James passed along Word That the head of a U.S. presidential panel on cultural property has resigned in protest at the failure of U.S. forces to prevent the wholesale looting of priceless treasures from Baghdad\'s antiquities museum.
Salon.com asks What does the first lady -- a former librarian -- think of her husband\'s failure to protect Iraq\'s cultural sites? Subscribe, or watch a brief ad and get a free day pass to find this answer.
James also notced The new dark age, which says The looting and burning of Iraq\'s museums and libraries has left us all losers.
Seems there's more than a few bad news stories out of Iraq dealing with libraries, archives and museums. You can read stories at:
CSMonitor.com, The Guardian, CNN, The Independent, The National Institute, and The BBC
Also, UNESCO has a page devoted to the loss of cultural heritage in Iraq.
The Chronicle of Higher Education has This Story [Sub. Required] on the Cuban government's continuing crackdown on political dissidents.

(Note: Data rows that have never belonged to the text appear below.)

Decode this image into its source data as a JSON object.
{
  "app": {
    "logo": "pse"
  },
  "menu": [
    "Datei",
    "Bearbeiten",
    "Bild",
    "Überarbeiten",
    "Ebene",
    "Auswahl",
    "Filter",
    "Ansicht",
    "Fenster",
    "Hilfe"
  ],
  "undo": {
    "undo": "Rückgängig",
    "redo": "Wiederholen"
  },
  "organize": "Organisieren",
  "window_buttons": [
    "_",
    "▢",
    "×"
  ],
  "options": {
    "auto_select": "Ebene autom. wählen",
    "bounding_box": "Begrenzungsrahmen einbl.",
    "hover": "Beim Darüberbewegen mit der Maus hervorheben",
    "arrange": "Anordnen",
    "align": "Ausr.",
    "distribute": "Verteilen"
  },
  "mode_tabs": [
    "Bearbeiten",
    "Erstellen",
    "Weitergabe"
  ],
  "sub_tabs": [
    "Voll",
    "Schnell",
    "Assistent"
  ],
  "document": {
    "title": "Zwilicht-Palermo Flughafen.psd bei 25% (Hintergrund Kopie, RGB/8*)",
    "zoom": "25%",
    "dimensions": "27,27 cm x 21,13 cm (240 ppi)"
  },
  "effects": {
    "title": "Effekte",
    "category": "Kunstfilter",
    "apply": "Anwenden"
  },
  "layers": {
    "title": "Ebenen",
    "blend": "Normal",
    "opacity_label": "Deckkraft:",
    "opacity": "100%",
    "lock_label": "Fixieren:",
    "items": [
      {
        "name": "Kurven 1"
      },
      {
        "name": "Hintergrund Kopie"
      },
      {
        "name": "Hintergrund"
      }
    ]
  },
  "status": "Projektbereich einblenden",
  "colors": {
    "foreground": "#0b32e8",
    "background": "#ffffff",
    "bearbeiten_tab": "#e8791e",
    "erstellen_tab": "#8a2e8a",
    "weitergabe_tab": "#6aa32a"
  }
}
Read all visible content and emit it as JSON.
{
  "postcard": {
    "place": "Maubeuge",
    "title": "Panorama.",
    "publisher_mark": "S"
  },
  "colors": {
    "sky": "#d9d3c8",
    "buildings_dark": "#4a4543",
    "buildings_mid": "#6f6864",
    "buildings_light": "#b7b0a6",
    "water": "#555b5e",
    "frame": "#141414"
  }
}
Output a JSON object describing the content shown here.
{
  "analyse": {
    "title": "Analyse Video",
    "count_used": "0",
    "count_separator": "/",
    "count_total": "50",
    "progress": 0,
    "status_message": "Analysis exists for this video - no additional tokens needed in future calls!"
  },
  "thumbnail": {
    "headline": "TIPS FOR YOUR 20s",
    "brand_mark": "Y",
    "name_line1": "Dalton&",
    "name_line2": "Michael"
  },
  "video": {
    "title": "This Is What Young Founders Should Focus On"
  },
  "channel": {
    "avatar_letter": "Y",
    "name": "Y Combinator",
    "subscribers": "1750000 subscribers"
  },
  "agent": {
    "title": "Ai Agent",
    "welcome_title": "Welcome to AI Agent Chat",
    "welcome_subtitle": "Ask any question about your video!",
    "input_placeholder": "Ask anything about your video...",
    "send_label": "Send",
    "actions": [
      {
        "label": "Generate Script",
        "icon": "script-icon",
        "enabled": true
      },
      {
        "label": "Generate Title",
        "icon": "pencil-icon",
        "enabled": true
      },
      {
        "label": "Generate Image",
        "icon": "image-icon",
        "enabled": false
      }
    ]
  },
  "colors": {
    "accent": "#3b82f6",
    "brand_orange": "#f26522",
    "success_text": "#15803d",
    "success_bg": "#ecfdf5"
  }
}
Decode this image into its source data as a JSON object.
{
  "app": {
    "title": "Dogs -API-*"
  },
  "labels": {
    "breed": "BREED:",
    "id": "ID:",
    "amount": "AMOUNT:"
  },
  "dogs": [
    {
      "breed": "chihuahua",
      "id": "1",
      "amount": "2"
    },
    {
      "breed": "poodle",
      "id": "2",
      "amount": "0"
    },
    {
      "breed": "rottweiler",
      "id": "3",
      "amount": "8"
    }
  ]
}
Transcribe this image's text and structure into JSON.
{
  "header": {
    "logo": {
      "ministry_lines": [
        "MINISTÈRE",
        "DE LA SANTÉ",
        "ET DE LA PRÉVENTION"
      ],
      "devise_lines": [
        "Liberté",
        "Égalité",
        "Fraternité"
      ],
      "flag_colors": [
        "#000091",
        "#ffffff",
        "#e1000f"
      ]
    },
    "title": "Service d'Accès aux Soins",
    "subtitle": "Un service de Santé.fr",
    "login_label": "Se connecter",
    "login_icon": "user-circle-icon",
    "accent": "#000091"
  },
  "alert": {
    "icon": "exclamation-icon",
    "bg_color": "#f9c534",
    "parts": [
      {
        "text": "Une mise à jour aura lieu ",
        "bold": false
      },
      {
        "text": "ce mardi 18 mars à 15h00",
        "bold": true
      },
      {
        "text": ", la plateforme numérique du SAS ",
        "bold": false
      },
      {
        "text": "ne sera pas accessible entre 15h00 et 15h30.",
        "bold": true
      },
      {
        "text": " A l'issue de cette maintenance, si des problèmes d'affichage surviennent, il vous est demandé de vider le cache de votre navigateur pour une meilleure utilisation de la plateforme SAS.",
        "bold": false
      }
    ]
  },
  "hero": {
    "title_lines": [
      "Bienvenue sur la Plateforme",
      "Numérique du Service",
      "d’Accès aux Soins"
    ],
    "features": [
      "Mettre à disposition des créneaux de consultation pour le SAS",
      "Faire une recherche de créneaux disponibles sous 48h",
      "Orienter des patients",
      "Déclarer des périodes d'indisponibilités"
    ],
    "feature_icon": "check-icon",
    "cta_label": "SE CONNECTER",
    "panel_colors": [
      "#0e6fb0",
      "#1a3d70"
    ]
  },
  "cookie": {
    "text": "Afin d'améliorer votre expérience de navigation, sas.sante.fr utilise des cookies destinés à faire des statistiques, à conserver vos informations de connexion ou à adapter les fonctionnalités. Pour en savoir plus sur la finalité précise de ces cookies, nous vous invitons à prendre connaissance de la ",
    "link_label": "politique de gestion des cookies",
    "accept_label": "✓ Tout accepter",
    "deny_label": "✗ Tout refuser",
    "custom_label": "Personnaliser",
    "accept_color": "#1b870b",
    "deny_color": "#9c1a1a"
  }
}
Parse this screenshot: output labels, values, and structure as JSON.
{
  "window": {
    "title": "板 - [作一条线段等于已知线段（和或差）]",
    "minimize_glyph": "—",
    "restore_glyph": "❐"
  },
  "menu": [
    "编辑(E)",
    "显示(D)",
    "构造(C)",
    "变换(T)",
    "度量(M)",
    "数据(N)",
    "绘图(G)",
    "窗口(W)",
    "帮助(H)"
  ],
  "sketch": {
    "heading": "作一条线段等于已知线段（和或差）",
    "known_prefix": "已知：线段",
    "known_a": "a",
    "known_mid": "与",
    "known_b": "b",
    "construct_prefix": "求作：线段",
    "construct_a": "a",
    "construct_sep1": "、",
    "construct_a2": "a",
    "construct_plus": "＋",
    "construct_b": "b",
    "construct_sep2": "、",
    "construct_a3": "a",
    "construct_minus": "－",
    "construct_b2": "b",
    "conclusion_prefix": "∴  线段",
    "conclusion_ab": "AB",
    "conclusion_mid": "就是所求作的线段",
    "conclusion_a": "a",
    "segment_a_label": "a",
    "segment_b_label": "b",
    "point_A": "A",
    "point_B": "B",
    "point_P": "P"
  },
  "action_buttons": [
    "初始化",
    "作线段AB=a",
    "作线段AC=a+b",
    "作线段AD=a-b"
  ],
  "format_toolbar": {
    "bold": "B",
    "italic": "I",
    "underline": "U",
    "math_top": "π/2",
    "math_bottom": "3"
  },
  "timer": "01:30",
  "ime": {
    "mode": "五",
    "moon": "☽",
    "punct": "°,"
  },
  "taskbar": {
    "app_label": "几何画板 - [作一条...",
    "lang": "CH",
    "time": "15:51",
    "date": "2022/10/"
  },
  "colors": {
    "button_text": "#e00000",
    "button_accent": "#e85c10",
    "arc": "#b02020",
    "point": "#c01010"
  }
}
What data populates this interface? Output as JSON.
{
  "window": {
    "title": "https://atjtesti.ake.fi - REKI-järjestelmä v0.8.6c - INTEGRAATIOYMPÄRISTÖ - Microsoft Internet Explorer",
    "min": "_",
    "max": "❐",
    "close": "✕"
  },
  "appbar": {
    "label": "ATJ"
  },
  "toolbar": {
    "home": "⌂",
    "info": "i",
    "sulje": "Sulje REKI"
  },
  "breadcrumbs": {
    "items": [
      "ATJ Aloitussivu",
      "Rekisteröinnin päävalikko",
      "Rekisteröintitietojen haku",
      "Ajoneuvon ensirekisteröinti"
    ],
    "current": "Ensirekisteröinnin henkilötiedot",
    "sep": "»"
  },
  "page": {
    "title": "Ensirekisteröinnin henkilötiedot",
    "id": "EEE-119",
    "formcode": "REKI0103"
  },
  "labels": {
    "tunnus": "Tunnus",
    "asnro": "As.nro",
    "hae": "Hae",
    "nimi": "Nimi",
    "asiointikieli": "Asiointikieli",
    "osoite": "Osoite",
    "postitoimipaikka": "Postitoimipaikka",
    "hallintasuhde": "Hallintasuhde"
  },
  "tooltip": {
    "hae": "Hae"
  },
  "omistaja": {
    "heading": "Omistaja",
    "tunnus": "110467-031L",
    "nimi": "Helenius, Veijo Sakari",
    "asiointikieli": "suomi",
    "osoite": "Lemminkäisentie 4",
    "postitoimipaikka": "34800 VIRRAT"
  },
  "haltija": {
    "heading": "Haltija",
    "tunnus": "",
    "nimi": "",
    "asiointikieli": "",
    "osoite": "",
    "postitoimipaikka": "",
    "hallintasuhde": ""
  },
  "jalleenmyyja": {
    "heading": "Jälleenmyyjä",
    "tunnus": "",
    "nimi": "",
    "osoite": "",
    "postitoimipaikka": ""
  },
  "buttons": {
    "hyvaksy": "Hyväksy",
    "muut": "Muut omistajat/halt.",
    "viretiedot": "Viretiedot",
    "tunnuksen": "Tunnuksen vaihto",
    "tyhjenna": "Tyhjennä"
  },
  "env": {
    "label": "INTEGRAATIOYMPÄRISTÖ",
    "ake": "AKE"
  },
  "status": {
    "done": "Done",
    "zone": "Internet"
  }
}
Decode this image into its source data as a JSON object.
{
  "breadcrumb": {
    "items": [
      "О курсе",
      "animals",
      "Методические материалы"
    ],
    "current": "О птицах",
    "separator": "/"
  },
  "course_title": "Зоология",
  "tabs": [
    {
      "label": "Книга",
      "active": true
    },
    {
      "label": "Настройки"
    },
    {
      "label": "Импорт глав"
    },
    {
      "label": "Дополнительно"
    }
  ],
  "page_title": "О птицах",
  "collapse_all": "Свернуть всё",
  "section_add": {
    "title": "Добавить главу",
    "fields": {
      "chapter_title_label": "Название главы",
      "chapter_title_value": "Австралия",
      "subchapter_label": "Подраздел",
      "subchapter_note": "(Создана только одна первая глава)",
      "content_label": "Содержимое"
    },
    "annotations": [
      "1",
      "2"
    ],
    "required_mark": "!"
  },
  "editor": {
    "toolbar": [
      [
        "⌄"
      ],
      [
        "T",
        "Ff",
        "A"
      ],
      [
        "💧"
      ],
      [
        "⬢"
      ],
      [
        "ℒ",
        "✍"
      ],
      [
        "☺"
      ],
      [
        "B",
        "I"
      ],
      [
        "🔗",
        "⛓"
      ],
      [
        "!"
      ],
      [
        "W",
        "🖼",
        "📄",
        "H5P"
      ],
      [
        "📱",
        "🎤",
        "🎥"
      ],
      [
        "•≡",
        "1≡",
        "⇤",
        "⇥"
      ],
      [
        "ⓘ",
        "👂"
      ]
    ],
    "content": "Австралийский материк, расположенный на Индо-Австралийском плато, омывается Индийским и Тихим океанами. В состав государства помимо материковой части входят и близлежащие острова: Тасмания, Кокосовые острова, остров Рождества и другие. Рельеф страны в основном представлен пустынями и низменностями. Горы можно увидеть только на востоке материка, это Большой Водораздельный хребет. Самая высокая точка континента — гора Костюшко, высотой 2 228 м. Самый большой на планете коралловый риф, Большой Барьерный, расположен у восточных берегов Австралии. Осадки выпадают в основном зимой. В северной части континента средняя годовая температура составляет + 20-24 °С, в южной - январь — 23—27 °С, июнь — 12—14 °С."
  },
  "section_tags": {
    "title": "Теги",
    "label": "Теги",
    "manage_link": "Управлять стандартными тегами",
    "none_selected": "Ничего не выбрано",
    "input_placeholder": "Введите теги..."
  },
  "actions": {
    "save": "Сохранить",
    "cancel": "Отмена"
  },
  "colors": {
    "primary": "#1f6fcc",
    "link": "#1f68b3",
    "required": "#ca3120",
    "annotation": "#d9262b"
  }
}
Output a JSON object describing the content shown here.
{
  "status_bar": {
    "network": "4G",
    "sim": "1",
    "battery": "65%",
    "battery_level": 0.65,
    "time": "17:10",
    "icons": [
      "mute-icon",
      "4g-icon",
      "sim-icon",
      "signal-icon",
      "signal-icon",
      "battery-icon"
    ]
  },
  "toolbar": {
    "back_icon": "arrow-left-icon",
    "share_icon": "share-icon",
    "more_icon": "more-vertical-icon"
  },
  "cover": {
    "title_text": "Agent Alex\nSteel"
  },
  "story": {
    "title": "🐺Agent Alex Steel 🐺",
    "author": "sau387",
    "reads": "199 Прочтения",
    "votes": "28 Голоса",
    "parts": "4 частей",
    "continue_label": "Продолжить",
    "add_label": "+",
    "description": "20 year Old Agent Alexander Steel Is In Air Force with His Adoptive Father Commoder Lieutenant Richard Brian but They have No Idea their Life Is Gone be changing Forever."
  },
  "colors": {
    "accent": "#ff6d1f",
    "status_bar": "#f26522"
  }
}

It has dealt a serious blow to the independent-library movement on the island, which had become a key source of information for Cuban scholars since its emergence in 1998.
More than a dozen independent librarians were among the 36 dissidents sentenced on Monday to prison terms of 12 to 27 years, according to Gisela Delgado, director of the library movement.
"These people were convicted because they committed illegal acts against the country," Gustavo Beliz, a spokesman at the Cuban Embassy in Mexico City, said Wednesday. "This has nothing to do with libraries."